**ASSIGNED TASK:** Please restate the entries verbatim. The copy should hold no pictures.

════════════════════

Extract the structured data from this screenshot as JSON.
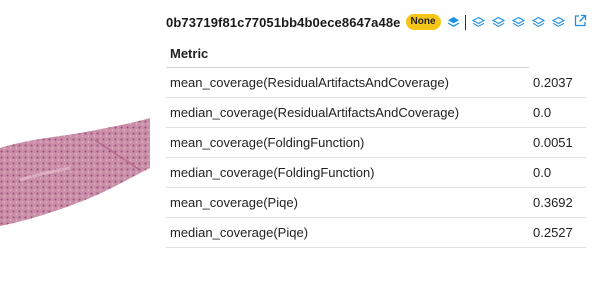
{
  "slide": {
    "id": "0b73719f81c77051bb4b0ece8647a48e",
    "badge": "None"
  },
  "icons": {
    "layer_active": "layers-filled-icon",
    "layers": [
      "layers-icon",
      "layers-icon",
      "layers-icon",
      "layers-icon",
      "layers-icon"
    ],
    "external": "external-link-icon"
  },
  "colors": {
    "badge_bg": "#f5c518",
    "link_blue": "#1f8fe0",
    "tissue": "#c47896"
  },
  "table": {
    "header": "Metric",
    "rows": [
      {
        "metric": "mean_coverage(ResidualArtifactsAndCoverage)",
        "value": "0.2037"
      },
      {
        "metric": "median_coverage(ResidualArtifactsAndCoverage)",
        "value": "0.0"
      },
      {
        "metric": "mean_coverage(FoldingFunction)",
        "value": "0.0051"
      },
      {
        "metric": "median_coverage(FoldingFunction)",
        "value": "0.0"
      },
      {
        "metric": "mean_coverage(Piqe)",
        "value": "0.3692"
      },
      {
        "metric": "median_coverage(Piqe)",
        "value": "0.2527"
      }
    ]
  }
}
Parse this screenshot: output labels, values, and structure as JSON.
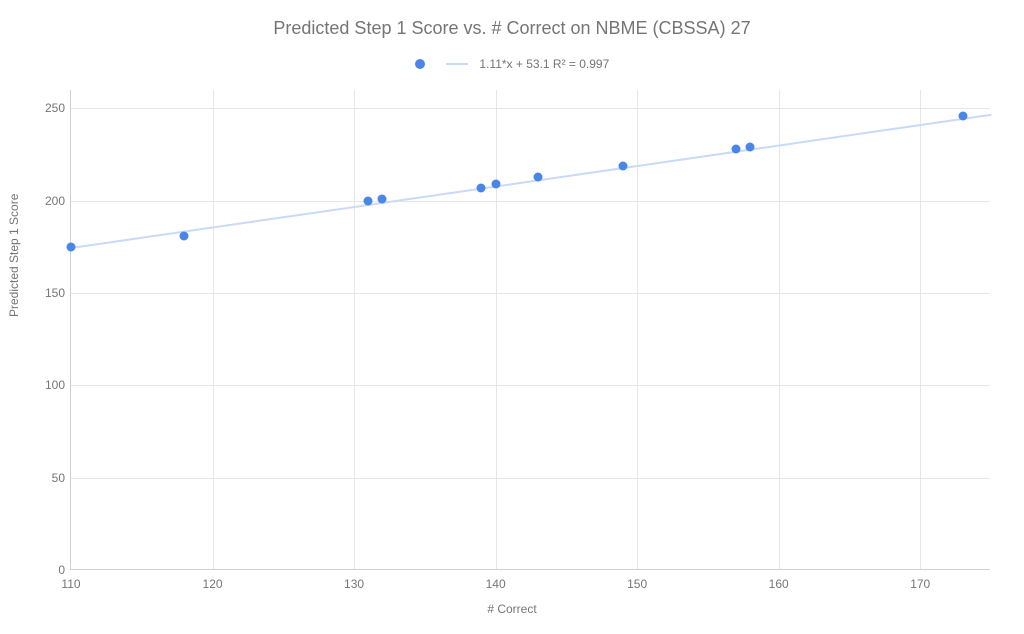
{
  "chart_data": {
    "type": "scatter",
    "title": "Predicted Step 1 Score vs. # Correct on NBME (CBSSA) 27",
    "xlabel": "# Correct",
    "ylabel": "Predicted Step 1 Score",
    "xlim": [
      110,
      175
    ],
    "ylim": [
      0,
      260
    ],
    "x_ticks": [
      110,
      120,
      130,
      140,
      150,
      160,
      170
    ],
    "y_ticks": [
      0,
      50,
      100,
      150,
      200,
      250
    ],
    "legend_equation": "1.11*x + 53.1 R² = 0.997",
    "series": [
      {
        "name": "data",
        "type": "scatter",
        "x": [
          110,
          118,
          131,
          132,
          139,
          140,
          143,
          149,
          157,
          158,
          173
        ],
        "y": [
          175,
          181,
          200,
          201,
          207,
          209,
          213,
          219,
          228,
          229,
          246
        ]
      },
      {
        "name": "trendline",
        "type": "line",
        "equation": "y = 1.11*x + 53.1",
        "r_squared": 0.997,
        "x": [
          110,
          175
        ],
        "y": [
          175.2,
          247.35
        ]
      }
    ]
  }
}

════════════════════

**TASK RESULT:**
Extract the structured data from this screenshot as JSON.
{
  "slide": {
    "id": "0b73719f81c77051bb4b0ece8647a48e",
    "badge": "None"
  },
  "icons": {
    "layer_active": "layers-filled-icon",
    "layers": [
      "layers-icon",
      "layers-icon",
      "layers-icon",
      "layers-icon",
      "layers-icon"
    ],
    "external": "external-link-icon"
  },
  "colors": {
    "badge_bg": "#f5c518",
    "link_blue": "#1f8fe0",
    "tissue": "#c47896"
  },
  "table": {
    "header": "Metric",
    "rows": [
      {
        "metric": "mean_coverage(ResidualArtifactsAndCoverage)",
        "value": "0.2037"
      },
      {
        "metric": "median_coverage(ResidualArtifactsAndCoverage)",
        "value": "0.0"
      },
      {
        "metric": "mean_coverage(FoldingFunction)",
        "value": "0.0051"
      },
      {
        "metric": "median_coverage(FoldingFunction)",
        "value": "0.0"
      },
      {
        "metric": "mean_coverage(Piqe)",
        "value": "0.3692"
      },
      {
        "metric": "median_coverage(Piqe)",
        "value": "0.2527"
      }
    ]
  }
}
Parse this screenshot: output labels, values, and structure as JSON.
{
  "chart_data": {
    "type": "scatter",
    "title": "Predicted Step 1 Score vs. # Correct on NBME (CBSSA) 27",
    "xlabel": "# Correct",
    "ylabel": "Predicted Step 1 Score",
    "xlim": [
      110,
      175
    ],
    "ylim": [
      0,
      260
    ],
    "x_ticks": [
      110,
      120,
      130,
      140,
      150,
      160,
      170
    ],
    "y_ticks": [
      0,
      50,
      100,
      150,
      200,
      250
    ],
    "legend_equation": "1.11*x + 53.1 R² = 0.997",
    "series": [
      {
        "name": "data",
        "type": "scatter",
        "x": [
          110,
          118,
          131,
          132,
          139,
          140,
          143,
          149,
          157,
          158,
          173
        ],
        "y": [
          175,
          181,
          200,
          201,
          207,
          209,
          213,
          219,
          228,
          229,
          246
        ]
      },
      {
        "name": "trendline",
        "type": "line",
        "equation": "y = 1.11*x + 53.1",
        "r_squared": 0.997,
        "x": [
          110,
          175
        ],
        "y": [
          175.2,
          247.35
        ]
      }
    ]
  }
}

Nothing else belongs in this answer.